77th PACHA Meeting meeting with Miguel and RickCross-posted from hosted a series of live conversations with participants in the 77th Meeting of the Presidential Advisory Council on HIV/AIDS (PACHA), which was held June 28 and June 29, 2023, in-person in Phoenix, Arizona, and virtually. The meeting highlighted efforts to end the HIV epidemic in American Indian and Alaska Native (AI/AN) communities and in Arizona.

Rick Haverkate (Sault Ste. Marie Tribe of Chippewa Indians), National HIV/HCV/STI Consultant, Indian Health Service, and PACHA member Laura Platero, JD, (Navajo), PACHA Member, Executive Director Northwest Portland Area Indian Health Board, discussed PACHA presentations, including topics such as tribal sovereignty and the importance of including AI/AN communities in HIV work.

John Sapero, MIL, Co-Chair, Ending the HIV Epidemic in the U.S. and the National HIV/AIDS Subcommittee, and Director, Ending the HIV Epidemic Collaborative Research, LLC, spoke with federal HIV leaders about local HIV efforts throughout Arizona for AI/AN communities.

Kelly Vallo (Navajo/Acoma Pueblo), Native Youth Coordinator at the Inter-Tribal Council of Arizona, and Rick Haverkate discussed PACHA presentations about HIV education and prevention in the youth population.

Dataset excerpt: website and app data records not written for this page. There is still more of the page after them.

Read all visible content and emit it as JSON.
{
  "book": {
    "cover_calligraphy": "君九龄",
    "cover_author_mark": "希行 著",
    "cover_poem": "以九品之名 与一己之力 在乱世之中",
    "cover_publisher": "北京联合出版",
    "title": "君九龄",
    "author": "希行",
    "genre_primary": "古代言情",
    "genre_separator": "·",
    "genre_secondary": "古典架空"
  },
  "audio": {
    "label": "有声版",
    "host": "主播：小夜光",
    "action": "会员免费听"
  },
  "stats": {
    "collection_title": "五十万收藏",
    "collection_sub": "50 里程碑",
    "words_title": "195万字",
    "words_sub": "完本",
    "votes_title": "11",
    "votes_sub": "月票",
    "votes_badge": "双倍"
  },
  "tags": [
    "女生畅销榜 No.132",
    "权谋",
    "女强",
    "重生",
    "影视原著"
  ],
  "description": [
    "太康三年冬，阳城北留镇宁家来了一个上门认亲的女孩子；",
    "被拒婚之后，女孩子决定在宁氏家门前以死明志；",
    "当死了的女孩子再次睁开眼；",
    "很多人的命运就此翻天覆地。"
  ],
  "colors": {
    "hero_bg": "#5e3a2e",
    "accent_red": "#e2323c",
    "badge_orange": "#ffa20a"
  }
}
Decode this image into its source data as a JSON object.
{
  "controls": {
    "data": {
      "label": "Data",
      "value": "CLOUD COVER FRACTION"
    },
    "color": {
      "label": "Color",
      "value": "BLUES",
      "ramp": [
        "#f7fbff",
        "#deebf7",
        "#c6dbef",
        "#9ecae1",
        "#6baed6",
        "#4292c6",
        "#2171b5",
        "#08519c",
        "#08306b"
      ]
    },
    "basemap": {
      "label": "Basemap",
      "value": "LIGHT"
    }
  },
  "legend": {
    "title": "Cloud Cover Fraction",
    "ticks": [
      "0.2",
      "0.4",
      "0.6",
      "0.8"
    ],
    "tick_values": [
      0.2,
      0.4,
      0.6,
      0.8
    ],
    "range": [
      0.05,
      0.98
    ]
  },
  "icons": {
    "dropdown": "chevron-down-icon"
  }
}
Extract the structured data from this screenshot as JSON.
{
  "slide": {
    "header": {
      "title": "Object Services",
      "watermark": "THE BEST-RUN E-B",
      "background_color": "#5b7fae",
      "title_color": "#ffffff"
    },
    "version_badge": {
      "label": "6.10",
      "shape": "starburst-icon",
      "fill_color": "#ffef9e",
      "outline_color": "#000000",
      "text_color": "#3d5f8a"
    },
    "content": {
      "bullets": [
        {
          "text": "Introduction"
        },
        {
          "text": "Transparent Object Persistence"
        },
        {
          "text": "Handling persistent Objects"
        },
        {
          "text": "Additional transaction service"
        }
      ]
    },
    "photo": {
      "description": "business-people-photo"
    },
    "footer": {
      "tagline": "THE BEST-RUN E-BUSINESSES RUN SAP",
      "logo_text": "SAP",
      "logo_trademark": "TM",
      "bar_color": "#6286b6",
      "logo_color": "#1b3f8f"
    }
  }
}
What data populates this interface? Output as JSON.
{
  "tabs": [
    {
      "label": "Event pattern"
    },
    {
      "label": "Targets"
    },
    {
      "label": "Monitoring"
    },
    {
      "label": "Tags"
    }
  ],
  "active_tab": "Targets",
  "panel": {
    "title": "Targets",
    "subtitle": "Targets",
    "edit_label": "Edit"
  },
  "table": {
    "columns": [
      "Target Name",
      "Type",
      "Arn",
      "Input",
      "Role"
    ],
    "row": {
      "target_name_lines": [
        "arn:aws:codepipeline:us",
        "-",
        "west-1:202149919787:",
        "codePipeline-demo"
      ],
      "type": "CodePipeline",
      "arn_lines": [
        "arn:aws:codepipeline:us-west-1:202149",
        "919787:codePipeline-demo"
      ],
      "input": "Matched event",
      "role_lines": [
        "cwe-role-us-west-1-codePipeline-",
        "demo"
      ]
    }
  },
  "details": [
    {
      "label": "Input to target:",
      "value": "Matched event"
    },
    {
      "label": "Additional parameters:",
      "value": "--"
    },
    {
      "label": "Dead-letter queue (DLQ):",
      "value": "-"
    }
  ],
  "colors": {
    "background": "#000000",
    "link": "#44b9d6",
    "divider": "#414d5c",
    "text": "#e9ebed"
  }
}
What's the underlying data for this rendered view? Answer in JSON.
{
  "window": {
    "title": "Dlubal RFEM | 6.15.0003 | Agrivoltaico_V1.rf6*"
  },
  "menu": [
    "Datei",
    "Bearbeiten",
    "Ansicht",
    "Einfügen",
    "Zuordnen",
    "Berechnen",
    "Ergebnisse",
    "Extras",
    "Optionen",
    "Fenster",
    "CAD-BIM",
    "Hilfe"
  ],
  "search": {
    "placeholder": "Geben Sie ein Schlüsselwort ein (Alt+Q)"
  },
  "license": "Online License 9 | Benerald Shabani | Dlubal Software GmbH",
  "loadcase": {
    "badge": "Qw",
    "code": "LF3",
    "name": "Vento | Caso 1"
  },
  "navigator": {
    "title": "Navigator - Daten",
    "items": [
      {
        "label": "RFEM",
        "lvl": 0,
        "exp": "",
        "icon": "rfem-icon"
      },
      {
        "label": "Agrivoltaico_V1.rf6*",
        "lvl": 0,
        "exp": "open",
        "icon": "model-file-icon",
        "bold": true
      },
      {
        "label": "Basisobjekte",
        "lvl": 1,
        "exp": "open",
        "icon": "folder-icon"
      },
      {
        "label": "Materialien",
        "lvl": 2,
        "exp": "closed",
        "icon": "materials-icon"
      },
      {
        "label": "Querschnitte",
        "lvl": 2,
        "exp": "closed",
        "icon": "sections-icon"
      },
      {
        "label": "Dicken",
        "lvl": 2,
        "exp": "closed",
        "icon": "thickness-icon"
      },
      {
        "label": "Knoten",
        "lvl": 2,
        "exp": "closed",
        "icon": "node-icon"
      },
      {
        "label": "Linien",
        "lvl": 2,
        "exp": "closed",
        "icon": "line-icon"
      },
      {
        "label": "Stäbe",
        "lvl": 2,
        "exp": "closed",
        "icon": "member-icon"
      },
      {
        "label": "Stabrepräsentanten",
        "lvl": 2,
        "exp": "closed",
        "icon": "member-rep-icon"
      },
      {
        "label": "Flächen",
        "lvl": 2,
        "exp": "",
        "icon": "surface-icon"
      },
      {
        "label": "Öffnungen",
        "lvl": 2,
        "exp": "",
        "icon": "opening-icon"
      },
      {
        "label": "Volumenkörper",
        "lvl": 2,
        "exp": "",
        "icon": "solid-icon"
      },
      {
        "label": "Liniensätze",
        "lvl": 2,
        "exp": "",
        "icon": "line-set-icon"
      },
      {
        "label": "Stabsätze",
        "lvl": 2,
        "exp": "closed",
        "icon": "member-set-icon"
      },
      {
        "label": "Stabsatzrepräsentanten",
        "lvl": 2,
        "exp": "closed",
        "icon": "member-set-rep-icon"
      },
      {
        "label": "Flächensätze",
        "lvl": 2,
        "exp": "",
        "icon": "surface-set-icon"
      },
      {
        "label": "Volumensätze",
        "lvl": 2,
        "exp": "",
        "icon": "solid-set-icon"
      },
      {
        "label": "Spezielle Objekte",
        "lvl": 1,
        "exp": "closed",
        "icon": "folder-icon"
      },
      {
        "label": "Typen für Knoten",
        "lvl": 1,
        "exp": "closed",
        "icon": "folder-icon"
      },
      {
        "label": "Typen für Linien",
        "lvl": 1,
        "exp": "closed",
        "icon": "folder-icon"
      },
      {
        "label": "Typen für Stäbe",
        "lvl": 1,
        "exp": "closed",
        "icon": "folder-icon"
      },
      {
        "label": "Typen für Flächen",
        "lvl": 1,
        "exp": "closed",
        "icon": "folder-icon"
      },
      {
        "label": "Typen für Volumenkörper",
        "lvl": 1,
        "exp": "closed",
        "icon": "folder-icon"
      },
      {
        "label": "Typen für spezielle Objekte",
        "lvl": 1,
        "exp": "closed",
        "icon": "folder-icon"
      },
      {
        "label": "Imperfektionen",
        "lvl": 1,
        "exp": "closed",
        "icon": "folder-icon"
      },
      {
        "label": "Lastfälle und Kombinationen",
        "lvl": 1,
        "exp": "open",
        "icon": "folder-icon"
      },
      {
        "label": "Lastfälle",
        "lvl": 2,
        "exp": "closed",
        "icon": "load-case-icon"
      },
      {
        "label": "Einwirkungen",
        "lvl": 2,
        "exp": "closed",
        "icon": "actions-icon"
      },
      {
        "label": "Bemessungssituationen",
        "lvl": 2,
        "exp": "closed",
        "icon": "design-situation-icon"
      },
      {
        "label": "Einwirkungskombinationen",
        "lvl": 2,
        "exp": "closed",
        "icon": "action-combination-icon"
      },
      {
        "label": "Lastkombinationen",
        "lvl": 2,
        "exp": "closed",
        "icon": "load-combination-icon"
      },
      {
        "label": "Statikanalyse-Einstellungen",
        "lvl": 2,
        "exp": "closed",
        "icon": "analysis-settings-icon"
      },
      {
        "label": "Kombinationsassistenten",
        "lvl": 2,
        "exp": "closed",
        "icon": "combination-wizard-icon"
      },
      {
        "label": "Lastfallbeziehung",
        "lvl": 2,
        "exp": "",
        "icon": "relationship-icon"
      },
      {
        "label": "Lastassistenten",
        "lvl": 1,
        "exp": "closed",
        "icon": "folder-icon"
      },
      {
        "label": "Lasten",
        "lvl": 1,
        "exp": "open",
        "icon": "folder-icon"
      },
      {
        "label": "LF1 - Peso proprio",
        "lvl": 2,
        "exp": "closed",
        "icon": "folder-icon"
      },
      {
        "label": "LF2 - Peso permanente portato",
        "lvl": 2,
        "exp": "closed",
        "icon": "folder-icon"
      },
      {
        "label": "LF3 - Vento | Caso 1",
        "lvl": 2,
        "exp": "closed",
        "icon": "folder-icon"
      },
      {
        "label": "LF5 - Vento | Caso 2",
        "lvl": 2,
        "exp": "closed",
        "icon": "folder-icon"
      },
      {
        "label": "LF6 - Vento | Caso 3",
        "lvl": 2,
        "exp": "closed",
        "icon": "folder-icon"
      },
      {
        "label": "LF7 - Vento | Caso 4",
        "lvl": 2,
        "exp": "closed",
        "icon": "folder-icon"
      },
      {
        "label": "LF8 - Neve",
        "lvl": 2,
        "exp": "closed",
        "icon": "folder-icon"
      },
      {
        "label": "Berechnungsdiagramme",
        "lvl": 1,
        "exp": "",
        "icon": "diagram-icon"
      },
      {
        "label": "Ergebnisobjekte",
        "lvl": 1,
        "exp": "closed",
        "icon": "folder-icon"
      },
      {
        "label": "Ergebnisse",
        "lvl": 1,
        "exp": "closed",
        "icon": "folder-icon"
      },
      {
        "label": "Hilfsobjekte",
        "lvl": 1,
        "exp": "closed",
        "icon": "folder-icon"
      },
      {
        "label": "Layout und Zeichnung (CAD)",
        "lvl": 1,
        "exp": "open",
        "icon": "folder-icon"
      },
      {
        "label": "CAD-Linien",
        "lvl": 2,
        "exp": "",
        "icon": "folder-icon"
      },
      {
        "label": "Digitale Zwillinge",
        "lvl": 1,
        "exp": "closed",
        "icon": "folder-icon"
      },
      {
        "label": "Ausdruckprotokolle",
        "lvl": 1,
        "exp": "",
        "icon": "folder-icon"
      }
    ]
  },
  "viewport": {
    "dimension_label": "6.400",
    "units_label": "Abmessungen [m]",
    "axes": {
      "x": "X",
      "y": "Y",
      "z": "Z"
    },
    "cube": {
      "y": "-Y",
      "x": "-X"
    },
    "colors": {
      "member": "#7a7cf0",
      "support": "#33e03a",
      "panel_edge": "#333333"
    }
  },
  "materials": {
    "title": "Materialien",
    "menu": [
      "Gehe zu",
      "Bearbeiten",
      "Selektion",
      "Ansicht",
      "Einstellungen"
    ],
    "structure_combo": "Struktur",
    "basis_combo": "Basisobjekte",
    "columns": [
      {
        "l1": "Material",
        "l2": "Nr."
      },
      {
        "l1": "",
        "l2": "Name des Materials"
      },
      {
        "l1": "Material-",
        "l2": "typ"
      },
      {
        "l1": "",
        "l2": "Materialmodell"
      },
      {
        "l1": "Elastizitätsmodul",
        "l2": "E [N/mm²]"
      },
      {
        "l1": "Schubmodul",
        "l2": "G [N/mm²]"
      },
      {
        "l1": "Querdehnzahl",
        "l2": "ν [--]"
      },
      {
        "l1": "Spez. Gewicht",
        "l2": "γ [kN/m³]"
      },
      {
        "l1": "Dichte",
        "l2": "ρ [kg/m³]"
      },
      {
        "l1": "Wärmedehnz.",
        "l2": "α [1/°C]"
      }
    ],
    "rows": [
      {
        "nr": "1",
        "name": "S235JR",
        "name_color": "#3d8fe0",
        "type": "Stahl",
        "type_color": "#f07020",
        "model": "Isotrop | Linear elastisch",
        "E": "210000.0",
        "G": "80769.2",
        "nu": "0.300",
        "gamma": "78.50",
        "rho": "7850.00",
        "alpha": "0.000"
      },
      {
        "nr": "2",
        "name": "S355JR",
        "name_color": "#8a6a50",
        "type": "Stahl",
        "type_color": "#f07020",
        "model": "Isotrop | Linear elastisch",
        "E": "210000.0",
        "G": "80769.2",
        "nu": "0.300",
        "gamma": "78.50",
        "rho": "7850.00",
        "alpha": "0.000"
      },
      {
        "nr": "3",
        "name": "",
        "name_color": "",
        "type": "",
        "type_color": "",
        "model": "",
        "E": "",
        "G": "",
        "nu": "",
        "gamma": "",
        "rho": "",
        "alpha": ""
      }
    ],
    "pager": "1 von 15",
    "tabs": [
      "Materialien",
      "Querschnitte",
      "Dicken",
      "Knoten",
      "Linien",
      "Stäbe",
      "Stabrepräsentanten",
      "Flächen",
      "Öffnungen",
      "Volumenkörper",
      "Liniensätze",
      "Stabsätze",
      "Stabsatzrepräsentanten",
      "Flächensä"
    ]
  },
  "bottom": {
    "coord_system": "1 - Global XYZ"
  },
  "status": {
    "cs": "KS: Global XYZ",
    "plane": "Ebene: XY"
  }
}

Miguel Gomez, Director,, spoke with Rick Haverkate about the Indigenous HIV/AIDS Syndemic Strategy: Weaving Together the National HIV, STI, and Viral Hepatitis. Referred to as the Indigi-HAS, the Strategy complements the National HIV/AIDS Strategy and uses a syndemic approach to address HIV, hepatitis C virus, and sexually transmitted infections.

The PACHA meeting was livestreamed on and included a PACHA-to-the-People community engagement session on June 28. If you would like to provide public comment, please submit your written statement by close of business Wednesday, July 12, 2023, to